|John Hume, a disgrace to his species|
The older I get, the more I am moved by the plight of other fauna on the planet in the face of human rapacity. One of the week's most disgusting news items was the inaugural online auction of rhinoceros horn, held by South African millionaire rhinoceros horn farmer John Hume.
|Young Female Siberian Woolly Rhino|
Who does not feel atavistic guilt and melancholy looking at the 39,00-year-old woolly rhinoceros found in eastern Siberia in May, one of the many species of megafauna exterminated by our hunter-gatherer ancestors? Only a few millennia later, some of them created thrilling portraits of some of her close relatives in Chauvet, southern France.
|Chauvet cave animal paintings|
The rhinoceros had lived alongside Neanderthal man in prehistoric Thessaly, but by the classical era the European rhino was long extinct. Aristotle had heard of them, probably through accounts sent by Alexander’s army in the east, and the occasional Egyptian-Greek amulet shaped like a rhinoceros has turned up. But the brutal exploitation of the rhinoceros can clearly be seen in ancient Rome, where it became the star of the amphitheatre.
|Ptolemaic Rhino Amulet|
The rhinoceros features in accounts of wicked Emperors’ depravity: Commodus liked to slaughter rhinoceroses personally, at no danger to himself. Caracalla revelled in rhinocericidal spectacles as well. Domitian had been particularly keen, even stamping a rhinoceros on coins to remind his imperial subjects of the lavishness of the games he had provided.
|Domitian's Rhinoceros coin boast|

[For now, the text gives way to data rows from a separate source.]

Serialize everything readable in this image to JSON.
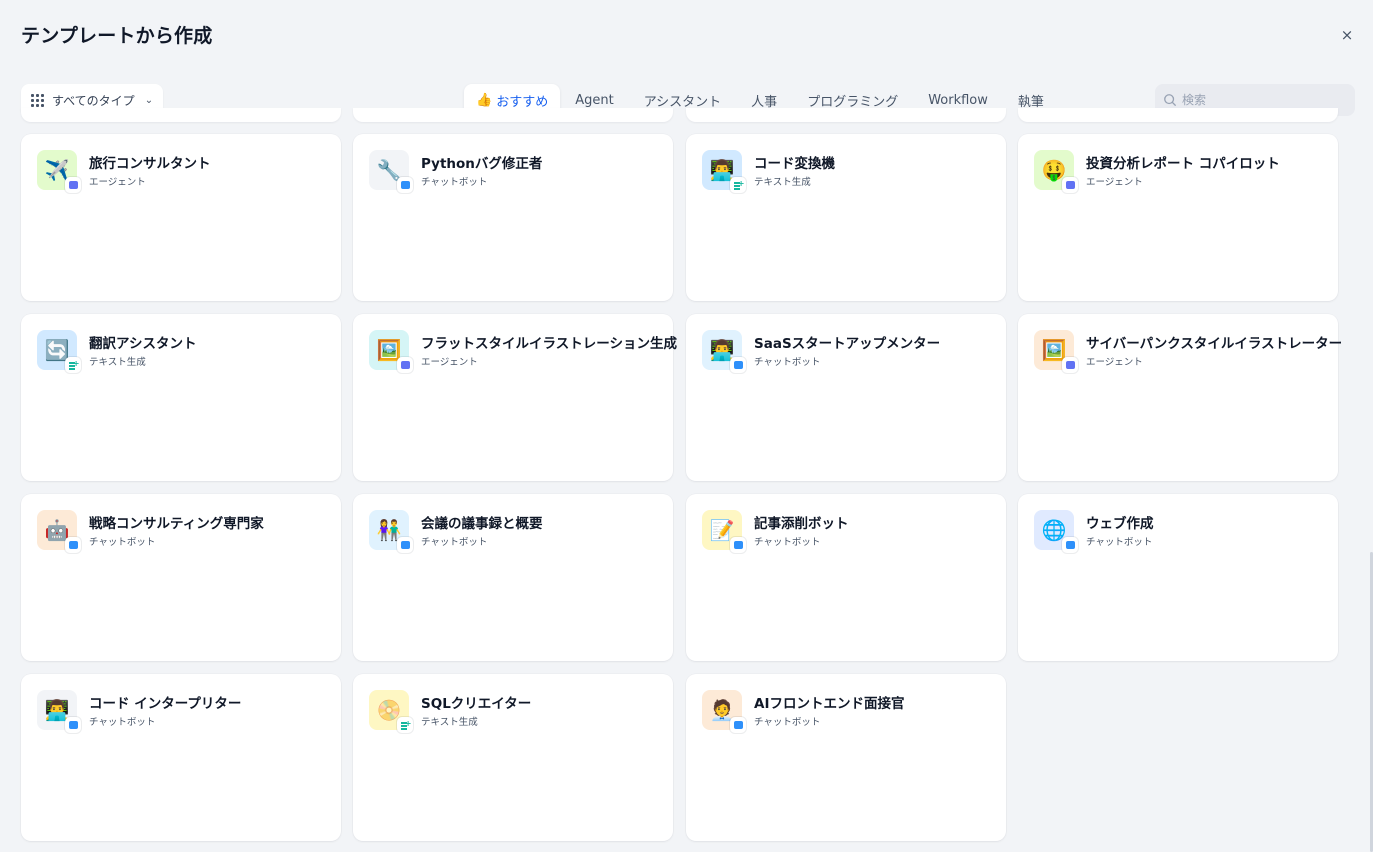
{
  "header": {
    "title": "テンプレートから作成",
    "close_icon": "×"
  },
  "filter": {
    "type_label": "すべてのタイプ"
  },
  "tabs": [
    {
      "label": "おすすめ",
      "active": true,
      "icon": "thumbs-up-icon"
    },
    {
      "label": "Agent"
    },
    {
      "label": "アシスタント"
    },
    {
      "label": "人事"
    },
    {
      "label": "プログラミング"
    },
    {
      "label": "Workflow"
    },
    {
      "label": "執筆"
    }
  ],
  "search": {
    "placeholder": "検索",
    "value": ""
  },
  "cards": [
    {
      "name": "旅行コンサルタント",
      "type": "エージェント",
      "emoji": "✈️",
      "icon_bg": "#e3fbcc",
      "badge": "agent"
    },
    {
      "name": "Pythonバグ修正者",
      "type": "チャットボット",
      "emoji": "🔧",
      "icon_bg": "#f2f4f7",
      "badge": "chat"
    },
    {
      "name": "コード変換機",
      "type": "テキスト生成",
      "emoji": "👨‍💻",
      "icon_bg": "#d1e9ff",
      "badge": "text"
    },
    {
      "name": "投資分析レポート コパイロット",
      "type": "エージェント",
      "emoji": "🤑",
      "icon_bg": "#e3fbcc",
      "badge": "agent"
    },
    {
      "name": "翻訳アシスタント",
      "type": "テキスト生成",
      "emoji": "🔄",
      "icon_bg": "#d1e9ff",
      "badge": "text"
    },
    {
      "name": "フラットスタイルイラストレーション生成",
      "type": "エージェント",
      "emoji": "🖼️",
      "icon_bg": "#d5f5f6",
      "badge": "agent"
    },
    {
      "name": "SaaSスタートアップメンター",
      "type": "チャットボット",
      "emoji": "👨‍💻",
      "icon_bg": "#e0f2fe",
      "badge": "chat"
    },
    {
      "name": "サイバーパンクスタイルイラストレーター",
      "type": "エージェント",
      "emoji": "🖼️",
      "icon_bg": "#fdead7",
      "badge": "agent"
    },
    {
      "name": "戦略コンサルティング専門家",
      "type": "チャットボット",
      "emoji": "🤖",
      "icon_bg": "#fdead7",
      "badge": "chat"
    },
    {
      "name": "会議の議事録と概要",
      "type": "チャットボット",
      "emoji": "👫",
      "icon_bg": "#e0f2fe",
      "badge": "chat"
    },
    {
      "name": "記事添削ボット",
      "type": "チャットボット",
      "emoji": "📝",
      "icon_bg": "#fef7c3",
      "badge": "chat"
    },
    {
      "name": "ウェブ作成",
      "type": "チャットボット",
      "emoji": "🌐",
      "icon_bg": "#e0eaff",
      "badge": "chat"
    },
    {
      "name": "コード インタープリター",
      "type": "チャットボット",
      "emoji": "👨‍💻",
      "icon_bg": "#f2f4f7",
      "badge": "chat"
    },
    {
      "name": "SQLクリエイター",
      "type": "テキスト生成",
      "emoji": "📀",
      "icon_bg": "#fef7c3",
      "badge": "text"
    },
    {
      "name": "AIフロントエンド面接官",
      "type": "チャットボット",
      "emoji": "🧑‍💼",
      "icon_bg": "#fdead7",
      "badge": "chat"
    }
  ]
}
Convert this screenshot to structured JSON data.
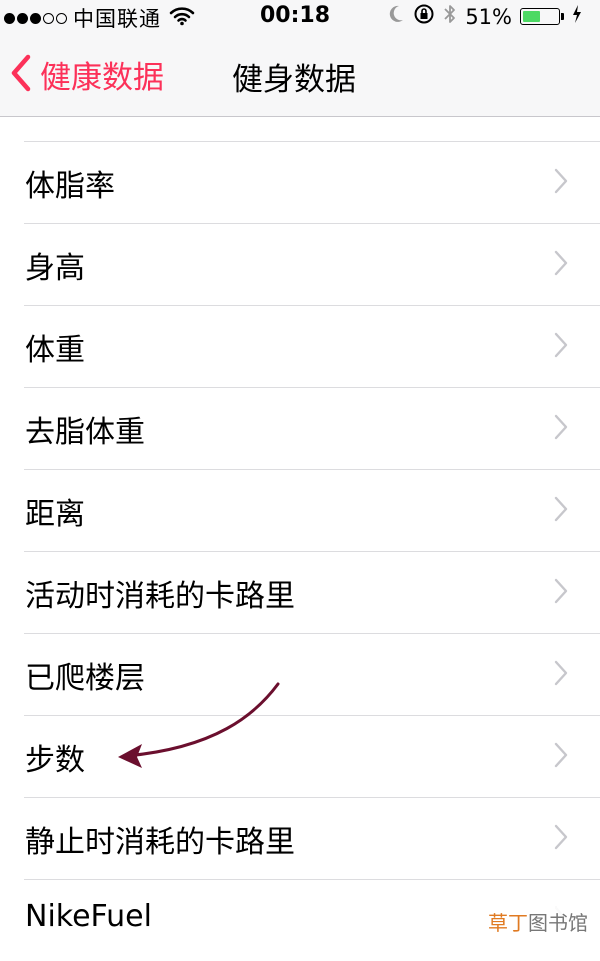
{
  "status_bar": {
    "carrier": "中国联通",
    "time": "00:18",
    "battery_percent": "51%",
    "battery_level": 0.51,
    "signal_bars_full": 3,
    "signal_bars_total": 5,
    "icons": [
      "wifi-icon",
      "moon-icon",
      "rotation-lock-icon",
      "bluetooth-icon",
      "battery-icon",
      "charging-icon"
    ]
  },
  "nav": {
    "back_label": "健康数据",
    "title": "健身数据",
    "accent_color": "#fc3159"
  },
  "list": {
    "items": [
      {
        "label": "体脂率"
      },
      {
        "label": "身高"
      },
      {
        "label": "体重"
      },
      {
        "label": "去脂体重"
      },
      {
        "label": "距离"
      },
      {
        "label": "活动时消耗的卡路里"
      },
      {
        "label": "已爬楼层"
      },
      {
        "label": "步数"
      },
      {
        "label": "静止时消耗的卡路里"
      },
      {
        "label": "NikeFuel"
      }
    ]
  },
  "annotation": {
    "arrow_color": "#6b0f2e",
    "points_to": "步数"
  },
  "watermark": {
    "part1": "草丁",
    "part2": "图书馆"
  }
}
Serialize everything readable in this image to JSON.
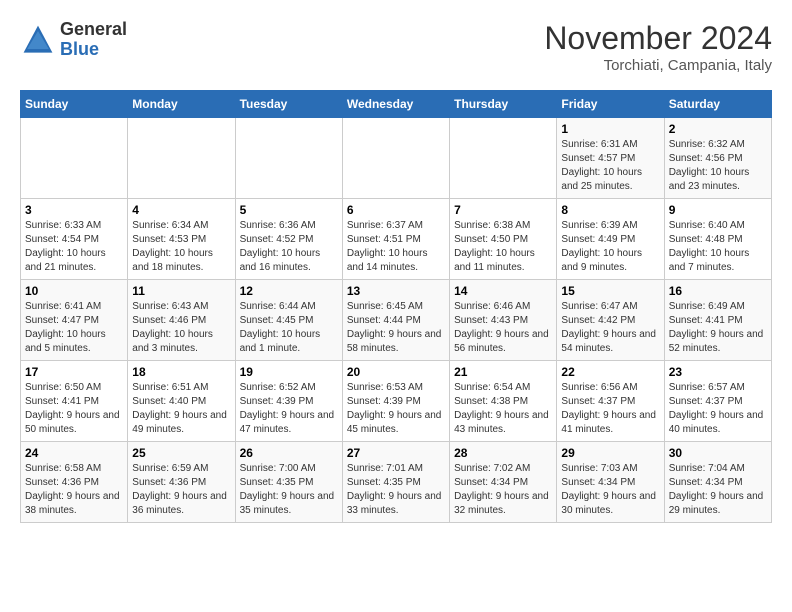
{
  "header": {
    "logo_general": "General",
    "logo_blue": "Blue",
    "month_title": "November 2024",
    "subtitle": "Torchiati, Campania, Italy"
  },
  "weekdays": [
    "Sunday",
    "Monday",
    "Tuesday",
    "Wednesday",
    "Thursday",
    "Friday",
    "Saturday"
  ],
  "weeks": [
    [
      {
        "day": "",
        "info": ""
      },
      {
        "day": "",
        "info": ""
      },
      {
        "day": "",
        "info": ""
      },
      {
        "day": "",
        "info": ""
      },
      {
        "day": "",
        "info": ""
      },
      {
        "day": "1",
        "info": "Sunrise: 6:31 AM\nSunset: 4:57 PM\nDaylight: 10 hours and 25 minutes."
      },
      {
        "day": "2",
        "info": "Sunrise: 6:32 AM\nSunset: 4:56 PM\nDaylight: 10 hours and 23 minutes."
      }
    ],
    [
      {
        "day": "3",
        "info": "Sunrise: 6:33 AM\nSunset: 4:54 PM\nDaylight: 10 hours and 21 minutes."
      },
      {
        "day": "4",
        "info": "Sunrise: 6:34 AM\nSunset: 4:53 PM\nDaylight: 10 hours and 18 minutes."
      },
      {
        "day": "5",
        "info": "Sunrise: 6:36 AM\nSunset: 4:52 PM\nDaylight: 10 hours and 16 minutes."
      },
      {
        "day": "6",
        "info": "Sunrise: 6:37 AM\nSunset: 4:51 PM\nDaylight: 10 hours and 14 minutes."
      },
      {
        "day": "7",
        "info": "Sunrise: 6:38 AM\nSunset: 4:50 PM\nDaylight: 10 hours and 11 minutes."
      },
      {
        "day": "8",
        "info": "Sunrise: 6:39 AM\nSunset: 4:49 PM\nDaylight: 10 hours and 9 minutes."
      },
      {
        "day": "9",
        "info": "Sunrise: 6:40 AM\nSunset: 4:48 PM\nDaylight: 10 hours and 7 minutes."
      }
    ],
    [
      {
        "day": "10",
        "info": "Sunrise: 6:41 AM\nSunset: 4:47 PM\nDaylight: 10 hours and 5 minutes."
      },
      {
        "day": "11",
        "info": "Sunrise: 6:43 AM\nSunset: 4:46 PM\nDaylight: 10 hours and 3 minutes."
      },
      {
        "day": "12",
        "info": "Sunrise: 6:44 AM\nSunset: 4:45 PM\nDaylight: 10 hours and 1 minute."
      },
      {
        "day": "13",
        "info": "Sunrise: 6:45 AM\nSunset: 4:44 PM\nDaylight: 9 hours and 58 minutes."
      },
      {
        "day": "14",
        "info": "Sunrise: 6:46 AM\nSunset: 4:43 PM\nDaylight: 9 hours and 56 minutes."
      },
      {
        "day": "15",
        "info": "Sunrise: 6:47 AM\nSunset: 4:42 PM\nDaylight: 9 hours and 54 minutes."
      },
      {
        "day": "16",
        "info": "Sunrise: 6:49 AM\nSunset: 4:41 PM\nDaylight: 9 hours and 52 minutes."
      }
    ],
    [
      {
        "day": "17",
        "info": "Sunrise: 6:50 AM\nSunset: 4:41 PM\nDaylight: 9 hours and 50 minutes."
      },
      {
        "day": "18",
        "info": "Sunrise: 6:51 AM\nSunset: 4:40 PM\nDaylight: 9 hours and 49 minutes."
      },
      {
        "day": "19",
        "info": "Sunrise: 6:52 AM\nSunset: 4:39 PM\nDaylight: 9 hours and 47 minutes."
      },
      {
        "day": "20",
        "info": "Sunrise: 6:53 AM\nSunset: 4:39 PM\nDaylight: 9 hours and 45 minutes."
      },
      {
        "day": "21",
        "info": "Sunrise: 6:54 AM\nSunset: 4:38 PM\nDaylight: 9 hours and 43 minutes."
      },
      {
        "day": "22",
        "info": "Sunrise: 6:56 AM\nSunset: 4:37 PM\nDaylight: 9 hours and 41 minutes."
      },
      {
        "day": "23",
        "info": "Sunrise: 6:57 AM\nSunset: 4:37 PM\nDaylight: 9 hours and 40 minutes."
      }
    ],
    [
      {
        "day": "24",
        "info": "Sunrise: 6:58 AM\nSunset: 4:36 PM\nDaylight: 9 hours and 38 minutes."
      },
      {
        "day": "25",
        "info": "Sunrise: 6:59 AM\nSunset: 4:36 PM\nDaylight: 9 hours and 36 minutes."
      },
      {
        "day": "26",
        "info": "Sunrise: 7:00 AM\nSunset: 4:35 PM\nDaylight: 9 hours and 35 minutes."
      },
      {
        "day": "27",
        "info": "Sunrise: 7:01 AM\nSunset: 4:35 PM\nDaylight: 9 hours and 33 minutes."
      },
      {
        "day": "28",
        "info": "Sunrise: 7:02 AM\nSunset: 4:34 PM\nDaylight: 9 hours and 32 minutes."
      },
      {
        "day": "29",
        "info": "Sunrise: 7:03 AM\nSunset: 4:34 PM\nDaylight: 9 hours and 30 minutes."
      },
      {
        "day": "30",
        "info": "Sunrise: 7:04 AM\nSunset: 4:34 PM\nDaylight: 9 hours and 29 minutes."
      }
    ]
  ]
}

The poet Martial’s poems on Domitian’s rhinoceros fetish are heart-breaking. Since this magnificent beast is vegetarian, and temperamentally placid, it proved profoundly disappointing in the shows when animals were meant to tear each other apart to gratify the audience. So the rhino had to be tortured into losing its temper and attacking other animals. But then it could toss two oxen in the air, terrorise a lion, or vanquish a great brown bear.
|Mosaic at the Villa del Casale, Piazza Armerina, Sicily|
The rhinoceros, all 3,800 lbs of it, can indeed charge an adversary at 30 mph. John Hume’s rhinoceroses can’t toss their assailants, of course, because he has removed and auctioned their horns. But I for one would not be sorry to see him face a herd of them, furious, in an arena. Perhaps a new form of the ancient venationes (hunting spectacles) could be invented specifically to punish humans convicted of cruelty to animals.